§ **TASK GOAL**:
If a line in the entries contains the word "initial", list it.

*** DATA RECORDS

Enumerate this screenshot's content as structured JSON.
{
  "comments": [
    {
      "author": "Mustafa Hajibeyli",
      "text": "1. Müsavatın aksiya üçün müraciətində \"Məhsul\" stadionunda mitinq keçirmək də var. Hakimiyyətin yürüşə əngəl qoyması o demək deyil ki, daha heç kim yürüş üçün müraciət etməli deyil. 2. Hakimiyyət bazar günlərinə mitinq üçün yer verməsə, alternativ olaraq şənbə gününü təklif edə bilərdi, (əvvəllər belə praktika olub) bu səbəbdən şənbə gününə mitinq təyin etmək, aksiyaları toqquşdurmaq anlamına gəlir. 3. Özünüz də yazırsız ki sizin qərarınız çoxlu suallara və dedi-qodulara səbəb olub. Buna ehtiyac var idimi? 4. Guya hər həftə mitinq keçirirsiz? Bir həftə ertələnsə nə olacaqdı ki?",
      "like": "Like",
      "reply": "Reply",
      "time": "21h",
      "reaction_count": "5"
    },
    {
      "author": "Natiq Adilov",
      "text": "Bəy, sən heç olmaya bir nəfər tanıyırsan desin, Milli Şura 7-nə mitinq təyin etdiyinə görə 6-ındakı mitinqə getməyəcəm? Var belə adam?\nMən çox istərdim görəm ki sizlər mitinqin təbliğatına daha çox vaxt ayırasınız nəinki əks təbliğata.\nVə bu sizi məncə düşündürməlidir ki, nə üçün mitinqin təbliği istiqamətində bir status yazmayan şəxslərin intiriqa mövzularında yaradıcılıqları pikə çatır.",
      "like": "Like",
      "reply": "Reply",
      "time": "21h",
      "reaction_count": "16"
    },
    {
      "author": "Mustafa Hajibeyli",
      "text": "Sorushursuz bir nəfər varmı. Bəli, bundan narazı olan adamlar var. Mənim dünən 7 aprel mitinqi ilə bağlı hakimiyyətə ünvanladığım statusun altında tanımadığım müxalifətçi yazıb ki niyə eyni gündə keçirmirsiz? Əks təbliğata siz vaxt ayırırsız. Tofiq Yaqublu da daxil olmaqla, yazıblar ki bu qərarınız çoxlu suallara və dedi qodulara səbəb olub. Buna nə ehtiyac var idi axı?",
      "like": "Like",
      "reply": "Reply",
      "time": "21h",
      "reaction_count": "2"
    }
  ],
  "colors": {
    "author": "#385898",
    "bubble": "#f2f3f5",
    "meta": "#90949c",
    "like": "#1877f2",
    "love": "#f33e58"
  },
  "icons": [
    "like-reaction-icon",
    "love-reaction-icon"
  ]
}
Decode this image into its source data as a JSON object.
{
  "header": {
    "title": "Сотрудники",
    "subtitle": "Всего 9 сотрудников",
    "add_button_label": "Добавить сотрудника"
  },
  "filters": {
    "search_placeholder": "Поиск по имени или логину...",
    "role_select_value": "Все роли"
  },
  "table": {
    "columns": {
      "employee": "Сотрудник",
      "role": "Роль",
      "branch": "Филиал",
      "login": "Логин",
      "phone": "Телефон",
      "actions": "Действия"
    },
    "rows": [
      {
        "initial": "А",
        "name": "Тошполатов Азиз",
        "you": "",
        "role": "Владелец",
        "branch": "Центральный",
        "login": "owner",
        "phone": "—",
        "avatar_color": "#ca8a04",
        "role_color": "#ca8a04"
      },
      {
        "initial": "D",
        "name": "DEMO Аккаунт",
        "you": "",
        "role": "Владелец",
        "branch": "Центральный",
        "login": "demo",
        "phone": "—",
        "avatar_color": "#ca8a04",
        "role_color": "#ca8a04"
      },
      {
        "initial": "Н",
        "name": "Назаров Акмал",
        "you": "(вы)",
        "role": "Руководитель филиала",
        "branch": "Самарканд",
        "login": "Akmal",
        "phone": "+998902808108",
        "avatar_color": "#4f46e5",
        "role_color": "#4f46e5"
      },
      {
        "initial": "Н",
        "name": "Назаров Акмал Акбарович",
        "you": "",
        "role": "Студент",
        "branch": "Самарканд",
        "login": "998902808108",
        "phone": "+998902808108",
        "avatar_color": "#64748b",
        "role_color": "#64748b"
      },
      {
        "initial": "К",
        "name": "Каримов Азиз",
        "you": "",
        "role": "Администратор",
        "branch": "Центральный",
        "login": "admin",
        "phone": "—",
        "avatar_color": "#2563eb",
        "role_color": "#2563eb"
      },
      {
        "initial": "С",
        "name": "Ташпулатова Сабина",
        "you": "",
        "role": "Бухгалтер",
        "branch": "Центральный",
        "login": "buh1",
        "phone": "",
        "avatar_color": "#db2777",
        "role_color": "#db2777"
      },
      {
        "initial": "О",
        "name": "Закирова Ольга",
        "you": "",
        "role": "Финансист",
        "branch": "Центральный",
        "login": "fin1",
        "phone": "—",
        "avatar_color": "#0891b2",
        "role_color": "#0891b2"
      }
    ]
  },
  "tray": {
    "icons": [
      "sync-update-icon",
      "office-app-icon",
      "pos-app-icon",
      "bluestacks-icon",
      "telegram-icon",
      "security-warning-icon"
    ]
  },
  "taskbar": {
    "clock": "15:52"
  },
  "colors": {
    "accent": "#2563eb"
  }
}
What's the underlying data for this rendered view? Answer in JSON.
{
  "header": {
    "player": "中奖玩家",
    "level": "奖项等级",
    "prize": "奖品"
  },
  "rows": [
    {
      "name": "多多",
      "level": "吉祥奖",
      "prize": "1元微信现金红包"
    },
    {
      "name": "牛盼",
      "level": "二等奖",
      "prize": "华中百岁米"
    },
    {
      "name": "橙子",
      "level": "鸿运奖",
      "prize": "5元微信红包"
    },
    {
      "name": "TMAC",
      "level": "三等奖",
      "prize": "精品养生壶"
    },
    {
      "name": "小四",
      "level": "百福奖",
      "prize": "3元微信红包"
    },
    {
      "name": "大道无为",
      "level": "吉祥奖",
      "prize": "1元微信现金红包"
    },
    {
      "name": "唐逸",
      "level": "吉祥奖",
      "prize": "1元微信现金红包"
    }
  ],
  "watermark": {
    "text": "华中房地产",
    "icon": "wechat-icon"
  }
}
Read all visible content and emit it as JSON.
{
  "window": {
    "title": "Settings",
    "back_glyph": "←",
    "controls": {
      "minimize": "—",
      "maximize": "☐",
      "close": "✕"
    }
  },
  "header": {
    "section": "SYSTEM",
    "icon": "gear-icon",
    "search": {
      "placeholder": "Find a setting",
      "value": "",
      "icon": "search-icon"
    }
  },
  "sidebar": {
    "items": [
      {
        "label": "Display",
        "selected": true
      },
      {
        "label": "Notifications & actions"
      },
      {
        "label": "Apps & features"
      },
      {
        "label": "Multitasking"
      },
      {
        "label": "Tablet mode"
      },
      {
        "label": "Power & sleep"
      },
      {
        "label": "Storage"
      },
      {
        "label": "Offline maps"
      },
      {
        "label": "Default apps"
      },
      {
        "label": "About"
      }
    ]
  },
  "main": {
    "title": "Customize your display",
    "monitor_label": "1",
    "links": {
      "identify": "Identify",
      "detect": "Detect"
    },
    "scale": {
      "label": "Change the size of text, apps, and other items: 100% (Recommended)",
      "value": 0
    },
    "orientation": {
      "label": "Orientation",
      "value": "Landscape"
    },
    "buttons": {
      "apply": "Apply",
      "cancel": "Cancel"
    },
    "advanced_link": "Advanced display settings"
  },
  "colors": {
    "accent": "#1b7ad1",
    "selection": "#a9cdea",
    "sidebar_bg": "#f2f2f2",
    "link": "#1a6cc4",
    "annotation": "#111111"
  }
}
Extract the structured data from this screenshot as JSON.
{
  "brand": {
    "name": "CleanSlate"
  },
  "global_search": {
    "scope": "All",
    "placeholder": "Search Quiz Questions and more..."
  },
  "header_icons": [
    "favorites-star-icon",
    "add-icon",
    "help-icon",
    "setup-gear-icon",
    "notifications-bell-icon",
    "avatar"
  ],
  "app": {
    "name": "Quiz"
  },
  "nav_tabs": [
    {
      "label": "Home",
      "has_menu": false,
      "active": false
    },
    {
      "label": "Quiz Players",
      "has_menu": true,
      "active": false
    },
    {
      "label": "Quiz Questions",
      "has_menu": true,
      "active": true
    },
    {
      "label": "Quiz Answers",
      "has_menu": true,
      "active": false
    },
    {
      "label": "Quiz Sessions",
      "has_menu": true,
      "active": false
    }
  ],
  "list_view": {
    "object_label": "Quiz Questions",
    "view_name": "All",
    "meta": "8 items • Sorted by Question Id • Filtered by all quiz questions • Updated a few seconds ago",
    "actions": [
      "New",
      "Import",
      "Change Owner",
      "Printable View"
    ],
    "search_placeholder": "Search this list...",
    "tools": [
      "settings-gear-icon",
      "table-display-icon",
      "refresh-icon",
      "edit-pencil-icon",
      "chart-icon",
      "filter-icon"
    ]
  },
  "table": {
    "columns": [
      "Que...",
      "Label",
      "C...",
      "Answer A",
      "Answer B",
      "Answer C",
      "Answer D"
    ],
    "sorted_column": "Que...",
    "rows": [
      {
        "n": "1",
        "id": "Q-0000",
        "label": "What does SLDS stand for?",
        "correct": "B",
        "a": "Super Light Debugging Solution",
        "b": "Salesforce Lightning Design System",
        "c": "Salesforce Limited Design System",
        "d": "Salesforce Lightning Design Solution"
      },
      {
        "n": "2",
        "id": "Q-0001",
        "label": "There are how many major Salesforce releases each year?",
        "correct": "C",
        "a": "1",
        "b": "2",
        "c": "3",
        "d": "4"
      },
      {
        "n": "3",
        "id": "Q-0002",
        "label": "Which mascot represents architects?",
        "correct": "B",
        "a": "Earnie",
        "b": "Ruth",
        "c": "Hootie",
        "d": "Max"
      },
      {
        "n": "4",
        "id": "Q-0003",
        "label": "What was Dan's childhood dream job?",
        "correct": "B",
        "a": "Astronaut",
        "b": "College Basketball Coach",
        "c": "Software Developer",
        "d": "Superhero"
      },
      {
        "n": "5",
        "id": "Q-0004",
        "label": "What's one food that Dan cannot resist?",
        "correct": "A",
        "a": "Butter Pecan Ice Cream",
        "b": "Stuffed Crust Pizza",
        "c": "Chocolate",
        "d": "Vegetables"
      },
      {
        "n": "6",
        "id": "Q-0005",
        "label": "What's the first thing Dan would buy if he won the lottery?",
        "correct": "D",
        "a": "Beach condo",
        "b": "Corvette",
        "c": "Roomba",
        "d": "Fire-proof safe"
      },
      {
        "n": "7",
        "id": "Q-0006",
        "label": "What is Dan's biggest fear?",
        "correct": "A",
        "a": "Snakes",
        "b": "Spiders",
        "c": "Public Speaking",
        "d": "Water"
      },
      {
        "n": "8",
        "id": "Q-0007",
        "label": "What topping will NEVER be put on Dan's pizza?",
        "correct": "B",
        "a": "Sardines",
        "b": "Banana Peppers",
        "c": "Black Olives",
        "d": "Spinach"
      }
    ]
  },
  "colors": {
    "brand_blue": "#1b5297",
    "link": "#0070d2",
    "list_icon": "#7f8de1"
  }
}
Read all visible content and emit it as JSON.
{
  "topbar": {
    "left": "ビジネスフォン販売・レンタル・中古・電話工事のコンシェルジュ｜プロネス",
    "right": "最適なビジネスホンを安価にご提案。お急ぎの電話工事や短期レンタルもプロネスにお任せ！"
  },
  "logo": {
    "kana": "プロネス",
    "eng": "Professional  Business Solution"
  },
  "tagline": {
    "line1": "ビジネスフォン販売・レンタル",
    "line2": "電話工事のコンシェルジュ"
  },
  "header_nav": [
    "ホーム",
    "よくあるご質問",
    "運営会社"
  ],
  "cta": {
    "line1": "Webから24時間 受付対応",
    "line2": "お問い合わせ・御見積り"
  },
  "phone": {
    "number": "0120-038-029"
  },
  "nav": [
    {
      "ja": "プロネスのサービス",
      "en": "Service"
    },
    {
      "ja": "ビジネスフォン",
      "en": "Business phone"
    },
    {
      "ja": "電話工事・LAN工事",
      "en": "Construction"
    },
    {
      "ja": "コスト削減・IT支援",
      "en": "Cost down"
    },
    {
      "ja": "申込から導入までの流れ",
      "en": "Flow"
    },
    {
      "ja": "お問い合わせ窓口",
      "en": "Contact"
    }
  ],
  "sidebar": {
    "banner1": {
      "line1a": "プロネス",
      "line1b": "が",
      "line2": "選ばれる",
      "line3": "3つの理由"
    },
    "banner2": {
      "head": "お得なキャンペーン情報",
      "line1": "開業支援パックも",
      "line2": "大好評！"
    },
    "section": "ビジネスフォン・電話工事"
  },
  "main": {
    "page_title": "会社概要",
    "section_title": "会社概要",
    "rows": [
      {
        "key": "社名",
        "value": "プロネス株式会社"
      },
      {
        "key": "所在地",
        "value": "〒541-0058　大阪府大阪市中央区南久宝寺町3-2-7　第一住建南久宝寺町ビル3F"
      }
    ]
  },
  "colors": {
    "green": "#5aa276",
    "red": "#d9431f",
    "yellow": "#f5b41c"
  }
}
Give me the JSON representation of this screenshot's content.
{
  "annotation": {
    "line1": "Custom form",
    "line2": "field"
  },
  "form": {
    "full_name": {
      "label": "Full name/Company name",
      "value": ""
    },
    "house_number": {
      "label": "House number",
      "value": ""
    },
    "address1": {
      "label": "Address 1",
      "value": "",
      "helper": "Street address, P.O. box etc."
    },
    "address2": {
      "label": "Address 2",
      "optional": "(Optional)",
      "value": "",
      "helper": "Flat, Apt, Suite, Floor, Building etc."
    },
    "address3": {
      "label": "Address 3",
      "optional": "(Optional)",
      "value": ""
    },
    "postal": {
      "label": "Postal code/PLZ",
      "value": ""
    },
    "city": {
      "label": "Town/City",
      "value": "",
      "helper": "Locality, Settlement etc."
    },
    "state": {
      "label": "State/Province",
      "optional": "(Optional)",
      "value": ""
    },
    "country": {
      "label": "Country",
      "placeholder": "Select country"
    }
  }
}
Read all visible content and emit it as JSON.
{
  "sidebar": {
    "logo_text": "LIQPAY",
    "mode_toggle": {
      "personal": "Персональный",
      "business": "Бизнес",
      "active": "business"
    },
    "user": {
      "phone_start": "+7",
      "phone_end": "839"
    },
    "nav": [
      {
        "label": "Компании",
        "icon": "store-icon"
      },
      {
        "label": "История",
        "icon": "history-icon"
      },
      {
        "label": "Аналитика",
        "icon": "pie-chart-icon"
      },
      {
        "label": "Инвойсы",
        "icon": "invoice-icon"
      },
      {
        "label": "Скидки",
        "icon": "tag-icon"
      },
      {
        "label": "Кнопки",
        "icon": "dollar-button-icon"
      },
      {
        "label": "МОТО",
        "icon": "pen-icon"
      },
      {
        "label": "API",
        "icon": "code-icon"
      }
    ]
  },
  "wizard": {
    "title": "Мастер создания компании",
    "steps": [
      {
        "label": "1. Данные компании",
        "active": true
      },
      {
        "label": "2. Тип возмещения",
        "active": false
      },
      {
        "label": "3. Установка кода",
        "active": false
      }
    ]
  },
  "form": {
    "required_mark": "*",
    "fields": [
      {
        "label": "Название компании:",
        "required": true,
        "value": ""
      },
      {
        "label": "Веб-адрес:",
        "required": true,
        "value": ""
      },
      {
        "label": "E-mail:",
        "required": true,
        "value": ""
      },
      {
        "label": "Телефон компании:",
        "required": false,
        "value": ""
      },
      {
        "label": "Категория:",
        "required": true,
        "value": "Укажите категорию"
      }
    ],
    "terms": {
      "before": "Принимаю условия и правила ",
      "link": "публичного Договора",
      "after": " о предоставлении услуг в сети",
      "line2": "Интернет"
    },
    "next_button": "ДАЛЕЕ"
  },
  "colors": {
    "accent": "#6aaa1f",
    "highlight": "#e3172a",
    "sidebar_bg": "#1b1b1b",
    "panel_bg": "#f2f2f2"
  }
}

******

§ **TASK OUTPUT**:
        "initial": "А",
        "initial": "D",
        "initial": "Н",
        "initial": "Н",
        "initial": "К",
        "initial": "С",
        "initial": "О",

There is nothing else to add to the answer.